When my friend initially suggested a weekend away, my mind immediately went to warmer climes – could we go to Spain, Portugal… maybe the Canary Islands? Mostly through lack of decision-making capabilities and the postponing of any organisation at all, we eventually ended up with just one night away, and in England. We quickly booked an Airbnb (all hotels in the city were full on booking.com) and off we went with little idea of what to expect. After our little trip, though, I’ve come away with a newfound appreciation for mini-trips and above all for staying in the country!

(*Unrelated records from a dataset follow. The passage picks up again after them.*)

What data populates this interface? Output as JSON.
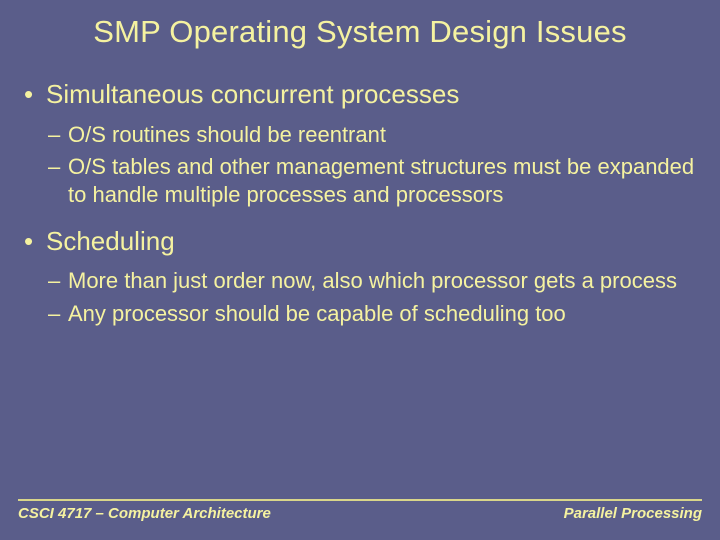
{
  "title": "SMP Operating System Design Issues",
  "sections": [
    {
      "heading": "Simultaneous concurrent processes",
      "items": [
        "O/S routines should be reentrant",
        "O/S tables and other management structures must be expanded to handle multiple processes and processors"
      ]
    },
    {
      "heading": "Scheduling",
      "items": [
        "More than just order now, also which processor gets a process",
        "Any processor should be capable of scheduling too"
      ]
    }
  ],
  "footer": {
    "left": "CSCI 4717 – Computer Architecture",
    "right": "Parallel Processing"
  }
}
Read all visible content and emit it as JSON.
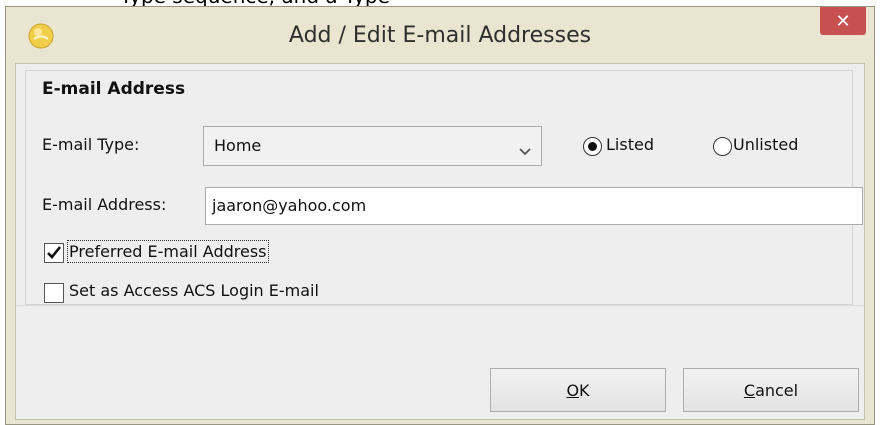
{
  "background_text": "Type sequence, and a Type",
  "window": {
    "title": "Add / Edit E-mail Addresses",
    "close_glyph": "✕"
  },
  "group": {
    "title": "E-mail Address"
  },
  "email_type": {
    "label": "E-mail Type:",
    "selected": "Home"
  },
  "listing": {
    "options": [
      {
        "label": "Listed",
        "selected": true
      },
      {
        "label": "Unlisted",
        "selected": false
      }
    ]
  },
  "email_address": {
    "label": "E-mail Address:",
    "value": "jaaron@yahoo.com"
  },
  "checkboxes": [
    {
      "label": "Preferred E-mail Address",
      "checked": true
    },
    {
      "label": "Set as Access ACS Login E-mail",
      "checked": false
    }
  ],
  "buttons": {
    "ok_mnemonic": "O",
    "ok_rest": "K",
    "cancel_mnemonic": "C",
    "cancel_rest": "ancel"
  },
  "icons": {
    "app": "app-logo-icon",
    "close": "close-icon",
    "dropdown": "chevron-down-icon",
    "check": "checkmark-icon"
  },
  "colors": {
    "close_button": "#c75050",
    "window_frame": "#e9e5d4",
    "client_area": "#eeeeee"
  }
}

I’ve always wanted to go to Bath. In fact, I did go there for a weekend many years ago to visit my sister, who was studying a semester there as part of her masters, but she had already done the touristy things so many times that the only thing I remember from that visit was going to buy some fudge! Most famous of course are the Roman baths, but Bath is also known for its link to Jane Austen – so the two of these things were definitely enough of a draw for me to come back and see the sights!

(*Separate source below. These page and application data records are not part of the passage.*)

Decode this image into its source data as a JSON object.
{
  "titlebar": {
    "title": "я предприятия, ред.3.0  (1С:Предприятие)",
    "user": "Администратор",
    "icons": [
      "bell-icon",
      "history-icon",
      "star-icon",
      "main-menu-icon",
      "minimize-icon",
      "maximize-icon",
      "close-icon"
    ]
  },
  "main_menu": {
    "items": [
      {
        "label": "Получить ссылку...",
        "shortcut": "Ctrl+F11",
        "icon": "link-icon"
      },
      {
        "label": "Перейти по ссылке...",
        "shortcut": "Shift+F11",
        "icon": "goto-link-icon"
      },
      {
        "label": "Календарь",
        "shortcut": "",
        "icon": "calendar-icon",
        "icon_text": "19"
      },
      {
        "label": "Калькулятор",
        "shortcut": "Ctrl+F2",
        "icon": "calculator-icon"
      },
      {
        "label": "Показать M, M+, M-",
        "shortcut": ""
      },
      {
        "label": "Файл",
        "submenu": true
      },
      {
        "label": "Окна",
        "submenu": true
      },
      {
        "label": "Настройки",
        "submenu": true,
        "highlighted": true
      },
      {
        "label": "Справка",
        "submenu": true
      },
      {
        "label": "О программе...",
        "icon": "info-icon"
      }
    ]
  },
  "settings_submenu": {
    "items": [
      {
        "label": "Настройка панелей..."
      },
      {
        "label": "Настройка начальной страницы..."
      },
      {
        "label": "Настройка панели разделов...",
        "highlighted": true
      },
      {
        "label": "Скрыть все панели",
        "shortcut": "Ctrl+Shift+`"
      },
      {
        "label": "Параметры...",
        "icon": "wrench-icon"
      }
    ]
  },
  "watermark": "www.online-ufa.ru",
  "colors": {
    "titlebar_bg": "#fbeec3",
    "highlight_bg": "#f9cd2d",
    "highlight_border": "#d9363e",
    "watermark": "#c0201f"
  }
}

Before getting to Bath, though, we made a little stop along the way in Castle Combe. Voted the prettiest village in England, it wasn’t exactly at its best when we arrived in the rain but it was still well worth the stop and it really is very picturesque. This is also where scenes from War Horse were filmed, with Steven Spielberg bringing in 300 extras and 30 horses for the filming.
I found the city of Bath itself to be a beautiful place, a World Heritage Site set against the hills of Somerset and with a dominant Georgian architecture seen throughout.
The baths themselves were constructed by the Romans around 70AD, built on England’s only hot springs. There was a caldarium (hot bath), a tepidarium (warm bath) and a frigidarium (cold bath) alongside a Sacred Spring and Temple. Confusingly, for me, there is a mix of the Roman ruins within the museum and the later buildings and statues that exist above street level, which are rather from the 19th century – though of course that’s just common sense, that the building could not have been in such good condition if it had been 2,000 years old!
On the way back from Bath, we made a second little stop in another quaint though slightly larger village (we counted four pubs!). Lacock (pronounced lay-cock rather than the more French “la coque” that I wanted to call it) has also been seen in Hollywood, appearing in Harry Potter (the Abbey provided classrooms for Hogwarts in the very first film, while the village itself provided Slughorn’s house in the Half-blood Prince) as well as in Downton Abbey and the BBC’s adaptation of Pride and Prejudice.
The practical bit
- Find out more about this little village on the website. It’s about half an hour from Bath.
- We had lunch at the Old Rectory Tearoom, where you can also choose to have afternoon tea or cake (okay, we had some cake too – each portion was two slices!!).
The city of Bath
- The Roman baths are definitely a highlight. If you want the modern-day equivalent, visit the Thermae Bath Spa, Britain’s original natural thermal spa.
- Bath Abbey is stunning from the outside and if you’re interested in visiting the interior as well there is a suggested £4 donation that they take on entry.
As far as Jane Austen goes, we ended up not doing anything at all. If you do end up in Bath, though, there are plenty of things to be done – especially in 2017, the 200th anniversary of her death:
- You can in fact stay in Jane’s family house from the early 1800s, in a self-catering apartment at 4 Sydney Place
- There’s the Jane Austen Centre, a small museum that also offers walking tours around the city
- You can visit the Assembly Rooms, where there would have been many evening balls where young ladies would hope to dance with eligible bachelors
- Lacock is part of the National Trust – read more on their website. The parking is just a short walk from the village. You can stay in one of the old houses (it was open for a free visit when we were there) or have coffee and cake in one of the tea rooms.